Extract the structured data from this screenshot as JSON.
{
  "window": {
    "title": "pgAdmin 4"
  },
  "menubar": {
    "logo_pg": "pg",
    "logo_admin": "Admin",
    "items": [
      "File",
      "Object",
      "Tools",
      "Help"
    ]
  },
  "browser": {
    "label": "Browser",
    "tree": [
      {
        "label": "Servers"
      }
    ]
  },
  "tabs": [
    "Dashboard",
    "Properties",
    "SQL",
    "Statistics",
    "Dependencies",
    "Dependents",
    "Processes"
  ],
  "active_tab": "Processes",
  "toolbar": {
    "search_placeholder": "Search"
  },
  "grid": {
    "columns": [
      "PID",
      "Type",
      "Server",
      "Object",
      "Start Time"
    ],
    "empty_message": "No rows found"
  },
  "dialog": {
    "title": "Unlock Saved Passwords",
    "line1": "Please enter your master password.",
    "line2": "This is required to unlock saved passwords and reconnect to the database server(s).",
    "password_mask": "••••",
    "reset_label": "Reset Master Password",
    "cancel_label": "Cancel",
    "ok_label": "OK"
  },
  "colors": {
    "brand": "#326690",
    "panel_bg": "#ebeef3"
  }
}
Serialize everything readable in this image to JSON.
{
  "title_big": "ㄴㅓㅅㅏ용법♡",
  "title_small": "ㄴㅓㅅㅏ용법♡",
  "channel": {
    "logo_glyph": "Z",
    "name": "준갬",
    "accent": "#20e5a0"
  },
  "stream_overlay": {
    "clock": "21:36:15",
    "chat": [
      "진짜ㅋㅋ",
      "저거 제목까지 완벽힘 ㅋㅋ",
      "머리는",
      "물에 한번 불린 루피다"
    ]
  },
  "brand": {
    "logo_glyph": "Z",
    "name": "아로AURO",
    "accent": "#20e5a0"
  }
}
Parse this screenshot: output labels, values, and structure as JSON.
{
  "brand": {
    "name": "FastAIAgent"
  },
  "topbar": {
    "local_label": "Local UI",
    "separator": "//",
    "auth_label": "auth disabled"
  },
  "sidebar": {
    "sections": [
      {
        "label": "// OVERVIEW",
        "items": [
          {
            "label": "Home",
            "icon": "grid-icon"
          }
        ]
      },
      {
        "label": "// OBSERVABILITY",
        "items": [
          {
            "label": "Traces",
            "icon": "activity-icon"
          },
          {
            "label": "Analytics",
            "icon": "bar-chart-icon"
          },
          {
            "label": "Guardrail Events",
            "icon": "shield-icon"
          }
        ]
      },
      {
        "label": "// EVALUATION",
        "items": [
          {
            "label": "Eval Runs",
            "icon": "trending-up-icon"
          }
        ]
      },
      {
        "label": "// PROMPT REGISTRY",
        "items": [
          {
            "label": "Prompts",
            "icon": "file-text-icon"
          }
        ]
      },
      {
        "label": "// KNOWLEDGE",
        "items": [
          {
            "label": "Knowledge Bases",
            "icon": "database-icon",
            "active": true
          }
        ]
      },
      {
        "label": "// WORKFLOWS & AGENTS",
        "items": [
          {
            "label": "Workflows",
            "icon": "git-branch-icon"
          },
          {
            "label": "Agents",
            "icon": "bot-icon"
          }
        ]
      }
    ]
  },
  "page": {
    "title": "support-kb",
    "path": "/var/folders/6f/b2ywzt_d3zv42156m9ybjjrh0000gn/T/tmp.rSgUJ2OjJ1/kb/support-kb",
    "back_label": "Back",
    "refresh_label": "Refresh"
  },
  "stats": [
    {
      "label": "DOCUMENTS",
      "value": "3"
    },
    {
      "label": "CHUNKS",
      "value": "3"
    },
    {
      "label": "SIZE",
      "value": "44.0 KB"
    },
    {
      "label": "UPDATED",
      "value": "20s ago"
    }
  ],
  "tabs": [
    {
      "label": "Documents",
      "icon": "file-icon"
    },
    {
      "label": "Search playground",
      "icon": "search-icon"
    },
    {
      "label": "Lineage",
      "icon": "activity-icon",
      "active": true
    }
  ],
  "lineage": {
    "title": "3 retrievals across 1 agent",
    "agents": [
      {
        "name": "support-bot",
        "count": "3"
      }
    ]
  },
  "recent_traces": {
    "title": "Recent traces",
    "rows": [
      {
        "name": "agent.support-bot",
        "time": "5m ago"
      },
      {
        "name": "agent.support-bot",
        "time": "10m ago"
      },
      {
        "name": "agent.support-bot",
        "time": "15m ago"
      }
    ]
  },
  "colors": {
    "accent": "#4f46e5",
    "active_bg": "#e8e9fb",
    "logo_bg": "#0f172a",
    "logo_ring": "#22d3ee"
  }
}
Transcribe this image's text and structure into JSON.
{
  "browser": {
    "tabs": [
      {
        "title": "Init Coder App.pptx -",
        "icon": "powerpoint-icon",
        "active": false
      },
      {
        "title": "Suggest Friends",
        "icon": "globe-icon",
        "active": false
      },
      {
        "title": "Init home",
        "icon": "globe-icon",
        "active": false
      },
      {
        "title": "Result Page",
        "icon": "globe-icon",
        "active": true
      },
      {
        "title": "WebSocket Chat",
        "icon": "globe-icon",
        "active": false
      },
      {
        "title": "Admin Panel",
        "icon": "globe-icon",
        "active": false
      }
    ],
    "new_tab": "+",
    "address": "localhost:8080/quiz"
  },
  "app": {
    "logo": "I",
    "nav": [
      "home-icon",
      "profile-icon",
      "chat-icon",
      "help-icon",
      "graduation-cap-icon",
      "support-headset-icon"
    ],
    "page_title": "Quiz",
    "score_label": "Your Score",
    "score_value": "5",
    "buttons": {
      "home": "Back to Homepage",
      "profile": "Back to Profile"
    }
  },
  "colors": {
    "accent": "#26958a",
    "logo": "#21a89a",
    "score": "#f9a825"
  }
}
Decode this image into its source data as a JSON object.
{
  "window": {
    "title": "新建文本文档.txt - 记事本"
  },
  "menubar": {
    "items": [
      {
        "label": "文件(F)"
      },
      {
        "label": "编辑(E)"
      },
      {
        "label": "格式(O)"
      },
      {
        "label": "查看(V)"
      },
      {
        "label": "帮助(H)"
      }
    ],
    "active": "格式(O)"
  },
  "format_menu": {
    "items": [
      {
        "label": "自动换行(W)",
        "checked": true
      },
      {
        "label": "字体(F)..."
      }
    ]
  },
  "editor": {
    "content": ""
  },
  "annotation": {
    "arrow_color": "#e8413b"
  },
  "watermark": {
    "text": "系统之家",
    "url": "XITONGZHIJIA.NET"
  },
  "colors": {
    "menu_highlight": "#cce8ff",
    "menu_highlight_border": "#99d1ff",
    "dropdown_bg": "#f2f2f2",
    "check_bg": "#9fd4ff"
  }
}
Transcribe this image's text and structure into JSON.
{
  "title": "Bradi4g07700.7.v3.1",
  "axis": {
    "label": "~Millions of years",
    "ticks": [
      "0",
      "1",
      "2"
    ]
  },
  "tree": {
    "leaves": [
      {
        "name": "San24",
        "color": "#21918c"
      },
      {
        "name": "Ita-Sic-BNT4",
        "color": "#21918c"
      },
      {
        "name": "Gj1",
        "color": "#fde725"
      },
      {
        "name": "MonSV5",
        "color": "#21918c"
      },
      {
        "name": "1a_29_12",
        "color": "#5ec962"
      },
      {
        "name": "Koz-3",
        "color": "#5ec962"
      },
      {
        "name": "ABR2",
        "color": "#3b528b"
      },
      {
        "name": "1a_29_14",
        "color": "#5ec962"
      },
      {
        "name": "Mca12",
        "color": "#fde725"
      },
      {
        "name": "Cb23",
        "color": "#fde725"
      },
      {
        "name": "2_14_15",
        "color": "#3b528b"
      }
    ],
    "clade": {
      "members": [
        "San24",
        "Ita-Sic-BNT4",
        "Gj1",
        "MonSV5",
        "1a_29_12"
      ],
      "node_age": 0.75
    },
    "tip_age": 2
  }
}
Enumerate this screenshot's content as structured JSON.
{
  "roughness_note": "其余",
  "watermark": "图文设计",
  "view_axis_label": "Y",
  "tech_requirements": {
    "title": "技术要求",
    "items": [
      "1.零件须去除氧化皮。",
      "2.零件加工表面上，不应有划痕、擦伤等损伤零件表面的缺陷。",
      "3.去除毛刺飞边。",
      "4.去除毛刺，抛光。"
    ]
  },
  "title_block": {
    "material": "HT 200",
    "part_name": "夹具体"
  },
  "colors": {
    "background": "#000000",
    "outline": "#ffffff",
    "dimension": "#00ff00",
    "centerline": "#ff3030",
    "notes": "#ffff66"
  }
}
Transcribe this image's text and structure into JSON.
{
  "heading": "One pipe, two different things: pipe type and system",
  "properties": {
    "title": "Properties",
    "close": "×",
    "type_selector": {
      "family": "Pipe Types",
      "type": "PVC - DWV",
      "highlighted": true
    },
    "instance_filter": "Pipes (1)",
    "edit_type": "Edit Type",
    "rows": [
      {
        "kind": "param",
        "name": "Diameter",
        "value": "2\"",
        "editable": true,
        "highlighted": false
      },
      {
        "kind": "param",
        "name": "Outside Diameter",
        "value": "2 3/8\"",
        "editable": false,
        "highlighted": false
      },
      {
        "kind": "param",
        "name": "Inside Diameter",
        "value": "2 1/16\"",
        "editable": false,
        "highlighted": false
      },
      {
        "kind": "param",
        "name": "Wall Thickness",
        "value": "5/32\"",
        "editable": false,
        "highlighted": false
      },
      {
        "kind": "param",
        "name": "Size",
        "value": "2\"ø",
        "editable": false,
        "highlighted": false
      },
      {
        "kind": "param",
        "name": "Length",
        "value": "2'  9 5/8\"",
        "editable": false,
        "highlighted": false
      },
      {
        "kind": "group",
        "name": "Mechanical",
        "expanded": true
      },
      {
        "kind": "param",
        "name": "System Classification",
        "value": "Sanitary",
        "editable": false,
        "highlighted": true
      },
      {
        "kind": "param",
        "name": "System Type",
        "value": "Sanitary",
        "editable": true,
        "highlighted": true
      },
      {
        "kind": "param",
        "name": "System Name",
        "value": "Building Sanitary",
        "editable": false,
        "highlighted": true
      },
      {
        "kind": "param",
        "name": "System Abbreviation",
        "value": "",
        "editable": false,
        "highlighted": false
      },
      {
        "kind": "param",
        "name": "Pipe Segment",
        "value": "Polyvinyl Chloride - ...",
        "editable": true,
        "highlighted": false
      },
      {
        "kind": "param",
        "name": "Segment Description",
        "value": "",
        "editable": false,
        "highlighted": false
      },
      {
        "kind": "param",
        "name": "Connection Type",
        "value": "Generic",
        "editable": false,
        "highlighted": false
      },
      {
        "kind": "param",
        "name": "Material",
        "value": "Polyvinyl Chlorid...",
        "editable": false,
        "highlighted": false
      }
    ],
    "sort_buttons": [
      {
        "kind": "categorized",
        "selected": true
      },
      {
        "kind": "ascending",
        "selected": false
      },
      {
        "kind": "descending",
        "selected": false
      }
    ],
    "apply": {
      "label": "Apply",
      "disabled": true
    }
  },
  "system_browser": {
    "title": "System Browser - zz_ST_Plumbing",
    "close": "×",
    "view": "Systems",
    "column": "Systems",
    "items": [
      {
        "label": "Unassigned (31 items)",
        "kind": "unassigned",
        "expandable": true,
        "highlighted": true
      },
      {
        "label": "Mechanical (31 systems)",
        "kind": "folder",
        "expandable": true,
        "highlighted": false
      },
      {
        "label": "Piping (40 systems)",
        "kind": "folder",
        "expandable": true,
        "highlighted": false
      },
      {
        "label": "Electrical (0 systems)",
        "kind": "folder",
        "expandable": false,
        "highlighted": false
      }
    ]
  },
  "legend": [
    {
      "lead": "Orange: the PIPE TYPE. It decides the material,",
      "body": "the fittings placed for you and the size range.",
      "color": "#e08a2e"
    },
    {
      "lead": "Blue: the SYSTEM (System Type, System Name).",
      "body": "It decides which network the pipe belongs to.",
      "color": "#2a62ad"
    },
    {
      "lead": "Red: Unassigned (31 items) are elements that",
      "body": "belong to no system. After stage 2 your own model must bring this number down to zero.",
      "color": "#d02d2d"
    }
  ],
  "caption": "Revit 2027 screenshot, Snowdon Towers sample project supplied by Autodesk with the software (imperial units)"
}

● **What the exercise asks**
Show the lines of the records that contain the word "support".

● **Response for this exercise**
    "title": "support-kb",
    "path": "/var/folders/6f/b2ywzt_d3zv42156m9ybjjrh0000gn/T/tmp.rSgUJ2OjJ1/kb/support-kb",
        "name": "support-bot",
        "name": "agent.support-bot",
        "name": "agent.support-bot",
        "name": "agent.support-bot",
      "support-headset-icon"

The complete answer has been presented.